### YOUR GOAL:
Reproduce the listing that follows character for character, excluding its pictures.

○ ○ ○ ○

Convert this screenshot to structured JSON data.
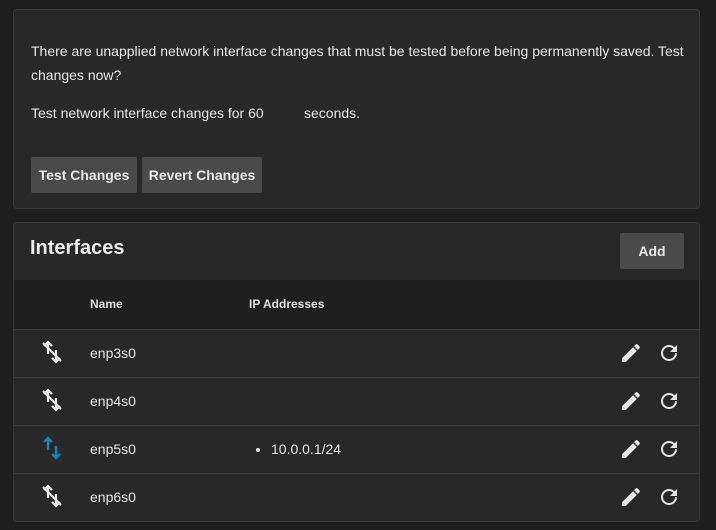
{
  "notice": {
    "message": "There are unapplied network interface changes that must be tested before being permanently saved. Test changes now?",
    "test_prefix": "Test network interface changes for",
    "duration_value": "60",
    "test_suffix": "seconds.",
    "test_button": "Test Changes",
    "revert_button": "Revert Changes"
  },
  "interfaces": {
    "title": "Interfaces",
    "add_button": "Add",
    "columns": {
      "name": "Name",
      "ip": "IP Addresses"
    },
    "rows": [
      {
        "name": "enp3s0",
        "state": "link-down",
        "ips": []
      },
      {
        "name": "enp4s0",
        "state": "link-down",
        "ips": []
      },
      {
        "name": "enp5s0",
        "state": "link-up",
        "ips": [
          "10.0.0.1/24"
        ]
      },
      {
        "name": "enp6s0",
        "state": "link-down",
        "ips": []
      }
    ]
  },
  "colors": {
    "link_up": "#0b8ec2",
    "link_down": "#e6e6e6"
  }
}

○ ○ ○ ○

### SOLUTION FOR THIS TASK:
Convert this screenshot to structured JSON data.
{
  "notice": {
    "message": "There are unapplied network interface changes that must be tested before being permanently saved. Test changes now?",
    "test_prefix": "Test network interface changes for",
    "duration_value": "60",
    "test_suffix": "seconds.",
    "test_button": "Test Changes",
    "revert_button": "Revert Changes"
  },
  "interfaces": {
    "title": "Interfaces",
    "add_button": "Add",
    "columns": {
      "name": "Name",
      "ip": "IP Addresses"
    },
    "rows": [
      {
        "name": "enp3s0",
        "state": "link-down",
        "ips": []
      },
      {
        "name": "enp4s0",
        "state": "link-down",
        "ips": []
      },
      {
        "name": "enp5s0",
        "state": "link-up",
        "ips": [
          "10.0.0.1/24"
        ]
      },
      {
        "name": "enp6s0",
        "state": "link-down",
        "ips": []
      }
    ]
  },
  "colors": {
    "link_up": "#0b8ec2",
    "link_down": "#e6e6e6"
  }
}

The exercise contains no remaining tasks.